::: Listed entries :::

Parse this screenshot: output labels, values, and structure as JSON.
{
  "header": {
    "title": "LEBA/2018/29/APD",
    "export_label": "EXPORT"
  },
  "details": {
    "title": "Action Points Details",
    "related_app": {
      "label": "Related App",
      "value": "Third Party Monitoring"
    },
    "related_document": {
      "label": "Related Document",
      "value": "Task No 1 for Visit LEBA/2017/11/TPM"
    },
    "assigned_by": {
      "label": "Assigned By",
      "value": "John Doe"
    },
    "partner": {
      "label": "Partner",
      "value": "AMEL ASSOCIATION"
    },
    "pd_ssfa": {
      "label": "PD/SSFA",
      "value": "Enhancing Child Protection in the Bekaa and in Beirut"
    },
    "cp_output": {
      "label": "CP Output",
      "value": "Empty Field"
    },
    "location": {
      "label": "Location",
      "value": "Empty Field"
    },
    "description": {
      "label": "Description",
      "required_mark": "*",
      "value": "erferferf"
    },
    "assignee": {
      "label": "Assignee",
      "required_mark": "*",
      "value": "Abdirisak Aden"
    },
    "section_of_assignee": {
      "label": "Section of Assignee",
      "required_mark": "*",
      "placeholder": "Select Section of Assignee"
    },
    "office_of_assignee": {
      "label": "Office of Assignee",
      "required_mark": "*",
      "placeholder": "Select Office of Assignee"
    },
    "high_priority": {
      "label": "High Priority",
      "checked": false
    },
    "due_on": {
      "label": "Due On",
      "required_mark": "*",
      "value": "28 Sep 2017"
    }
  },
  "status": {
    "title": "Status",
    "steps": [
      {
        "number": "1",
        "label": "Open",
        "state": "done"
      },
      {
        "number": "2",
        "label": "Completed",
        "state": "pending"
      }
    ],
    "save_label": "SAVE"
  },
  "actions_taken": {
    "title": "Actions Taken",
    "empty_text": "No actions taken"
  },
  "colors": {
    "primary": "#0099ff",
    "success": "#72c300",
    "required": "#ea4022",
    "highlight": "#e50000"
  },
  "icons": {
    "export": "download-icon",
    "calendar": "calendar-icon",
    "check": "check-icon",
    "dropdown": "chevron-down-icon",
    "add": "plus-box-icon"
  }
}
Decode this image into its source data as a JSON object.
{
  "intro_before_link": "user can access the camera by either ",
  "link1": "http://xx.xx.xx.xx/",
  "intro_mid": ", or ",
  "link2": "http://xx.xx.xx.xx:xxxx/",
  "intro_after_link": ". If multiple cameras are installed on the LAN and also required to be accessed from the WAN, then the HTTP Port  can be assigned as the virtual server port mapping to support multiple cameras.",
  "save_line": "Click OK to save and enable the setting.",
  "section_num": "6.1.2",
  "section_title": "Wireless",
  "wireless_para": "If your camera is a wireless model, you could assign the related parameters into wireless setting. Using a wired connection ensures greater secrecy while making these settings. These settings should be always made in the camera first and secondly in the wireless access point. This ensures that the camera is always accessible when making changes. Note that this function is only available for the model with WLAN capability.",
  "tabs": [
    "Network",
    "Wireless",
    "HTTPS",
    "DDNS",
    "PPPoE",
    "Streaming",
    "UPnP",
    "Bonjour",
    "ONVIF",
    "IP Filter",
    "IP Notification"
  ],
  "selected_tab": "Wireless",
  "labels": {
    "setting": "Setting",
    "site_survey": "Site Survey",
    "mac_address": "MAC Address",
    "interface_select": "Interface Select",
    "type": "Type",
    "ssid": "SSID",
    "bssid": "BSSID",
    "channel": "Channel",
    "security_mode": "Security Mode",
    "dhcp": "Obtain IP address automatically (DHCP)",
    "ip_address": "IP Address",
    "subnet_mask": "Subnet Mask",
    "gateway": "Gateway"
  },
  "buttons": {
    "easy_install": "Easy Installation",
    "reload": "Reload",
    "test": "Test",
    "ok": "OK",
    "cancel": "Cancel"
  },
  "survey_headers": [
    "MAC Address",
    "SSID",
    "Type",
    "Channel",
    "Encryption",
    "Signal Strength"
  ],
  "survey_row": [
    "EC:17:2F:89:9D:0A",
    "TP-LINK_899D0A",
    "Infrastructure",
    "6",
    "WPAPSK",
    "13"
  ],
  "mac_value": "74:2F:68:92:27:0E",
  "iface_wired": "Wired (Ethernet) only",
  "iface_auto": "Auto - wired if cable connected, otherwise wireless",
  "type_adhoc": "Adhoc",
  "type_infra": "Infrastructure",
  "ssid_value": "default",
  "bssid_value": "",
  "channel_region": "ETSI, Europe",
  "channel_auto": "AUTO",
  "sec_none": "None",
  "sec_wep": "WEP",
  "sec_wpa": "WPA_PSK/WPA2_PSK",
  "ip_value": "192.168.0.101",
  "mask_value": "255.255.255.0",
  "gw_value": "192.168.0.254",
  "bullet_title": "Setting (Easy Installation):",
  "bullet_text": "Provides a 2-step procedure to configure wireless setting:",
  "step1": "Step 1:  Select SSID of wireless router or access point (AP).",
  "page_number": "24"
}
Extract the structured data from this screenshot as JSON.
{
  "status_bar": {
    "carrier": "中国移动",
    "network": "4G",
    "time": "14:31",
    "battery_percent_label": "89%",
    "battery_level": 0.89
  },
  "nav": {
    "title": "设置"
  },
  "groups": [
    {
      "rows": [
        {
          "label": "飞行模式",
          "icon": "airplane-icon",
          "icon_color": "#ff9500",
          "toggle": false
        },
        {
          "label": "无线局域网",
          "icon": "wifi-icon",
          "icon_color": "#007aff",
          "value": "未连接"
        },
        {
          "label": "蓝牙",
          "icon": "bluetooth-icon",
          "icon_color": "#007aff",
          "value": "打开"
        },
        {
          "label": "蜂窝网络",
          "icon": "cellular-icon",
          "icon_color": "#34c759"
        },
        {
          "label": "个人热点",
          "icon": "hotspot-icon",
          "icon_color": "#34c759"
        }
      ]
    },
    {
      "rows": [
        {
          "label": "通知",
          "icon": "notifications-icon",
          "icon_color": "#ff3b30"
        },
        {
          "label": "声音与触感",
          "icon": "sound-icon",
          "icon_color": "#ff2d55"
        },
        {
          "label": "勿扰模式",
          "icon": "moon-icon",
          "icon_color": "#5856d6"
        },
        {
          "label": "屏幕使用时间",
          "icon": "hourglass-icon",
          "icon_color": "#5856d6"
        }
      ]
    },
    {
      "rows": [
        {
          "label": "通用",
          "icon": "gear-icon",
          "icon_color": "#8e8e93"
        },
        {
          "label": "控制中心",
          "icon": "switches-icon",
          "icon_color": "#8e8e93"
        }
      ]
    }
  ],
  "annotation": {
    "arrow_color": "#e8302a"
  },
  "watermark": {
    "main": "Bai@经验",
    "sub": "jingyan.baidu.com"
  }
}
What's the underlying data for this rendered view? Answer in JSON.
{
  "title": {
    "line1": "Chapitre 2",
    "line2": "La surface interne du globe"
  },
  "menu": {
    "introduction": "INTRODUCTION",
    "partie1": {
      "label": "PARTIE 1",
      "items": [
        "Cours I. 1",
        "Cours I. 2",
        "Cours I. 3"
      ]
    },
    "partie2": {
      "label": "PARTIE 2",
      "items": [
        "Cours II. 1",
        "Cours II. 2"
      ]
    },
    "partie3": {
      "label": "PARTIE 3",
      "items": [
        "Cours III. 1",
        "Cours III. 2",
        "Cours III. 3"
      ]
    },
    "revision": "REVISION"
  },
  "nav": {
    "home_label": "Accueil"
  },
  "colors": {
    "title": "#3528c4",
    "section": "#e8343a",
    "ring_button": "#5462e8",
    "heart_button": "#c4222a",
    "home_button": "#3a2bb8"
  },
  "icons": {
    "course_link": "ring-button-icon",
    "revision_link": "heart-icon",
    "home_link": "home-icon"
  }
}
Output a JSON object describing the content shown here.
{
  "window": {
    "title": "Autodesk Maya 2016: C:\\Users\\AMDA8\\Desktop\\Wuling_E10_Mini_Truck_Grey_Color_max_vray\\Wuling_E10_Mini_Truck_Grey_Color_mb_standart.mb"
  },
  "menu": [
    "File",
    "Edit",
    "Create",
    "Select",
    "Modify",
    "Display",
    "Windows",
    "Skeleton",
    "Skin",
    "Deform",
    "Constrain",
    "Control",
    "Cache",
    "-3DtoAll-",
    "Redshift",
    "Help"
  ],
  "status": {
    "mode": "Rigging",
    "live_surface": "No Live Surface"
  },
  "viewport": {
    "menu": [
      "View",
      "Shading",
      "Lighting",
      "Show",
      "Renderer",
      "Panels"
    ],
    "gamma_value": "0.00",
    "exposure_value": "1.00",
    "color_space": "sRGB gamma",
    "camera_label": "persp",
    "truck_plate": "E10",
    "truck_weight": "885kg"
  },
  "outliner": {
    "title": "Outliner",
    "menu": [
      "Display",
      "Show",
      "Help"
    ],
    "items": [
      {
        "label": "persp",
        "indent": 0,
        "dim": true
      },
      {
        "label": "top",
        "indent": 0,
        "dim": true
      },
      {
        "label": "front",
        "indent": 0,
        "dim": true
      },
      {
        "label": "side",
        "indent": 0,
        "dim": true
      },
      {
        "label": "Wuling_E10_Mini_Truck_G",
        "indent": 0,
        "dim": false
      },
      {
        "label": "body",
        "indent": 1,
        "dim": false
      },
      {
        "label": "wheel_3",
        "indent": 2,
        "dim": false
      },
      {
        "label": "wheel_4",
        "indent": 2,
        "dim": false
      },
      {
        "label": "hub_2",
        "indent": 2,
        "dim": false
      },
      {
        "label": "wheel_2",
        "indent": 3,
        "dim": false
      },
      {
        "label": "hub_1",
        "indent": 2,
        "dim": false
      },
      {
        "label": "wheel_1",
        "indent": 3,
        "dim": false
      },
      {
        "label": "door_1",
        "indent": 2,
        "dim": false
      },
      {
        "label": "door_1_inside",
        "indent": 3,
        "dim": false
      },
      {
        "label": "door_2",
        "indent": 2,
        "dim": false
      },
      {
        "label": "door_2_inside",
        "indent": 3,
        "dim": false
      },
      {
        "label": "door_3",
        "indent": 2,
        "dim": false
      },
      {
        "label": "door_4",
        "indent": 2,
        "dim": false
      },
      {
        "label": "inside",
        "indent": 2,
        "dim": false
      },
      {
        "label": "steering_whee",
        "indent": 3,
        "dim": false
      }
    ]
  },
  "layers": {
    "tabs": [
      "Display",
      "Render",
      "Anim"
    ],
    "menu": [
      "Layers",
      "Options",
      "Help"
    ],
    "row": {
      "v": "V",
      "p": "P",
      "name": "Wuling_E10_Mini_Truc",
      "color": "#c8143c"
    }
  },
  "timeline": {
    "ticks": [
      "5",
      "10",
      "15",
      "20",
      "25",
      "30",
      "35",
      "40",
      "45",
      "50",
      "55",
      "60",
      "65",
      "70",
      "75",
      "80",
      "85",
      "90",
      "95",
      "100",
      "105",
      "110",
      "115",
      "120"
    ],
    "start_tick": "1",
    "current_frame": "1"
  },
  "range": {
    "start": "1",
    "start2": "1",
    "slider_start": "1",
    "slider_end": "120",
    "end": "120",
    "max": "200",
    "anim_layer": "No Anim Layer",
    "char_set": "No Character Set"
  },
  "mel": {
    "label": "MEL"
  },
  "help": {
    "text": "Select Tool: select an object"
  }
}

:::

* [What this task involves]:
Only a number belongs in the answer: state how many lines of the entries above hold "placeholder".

* [Answer space]:
2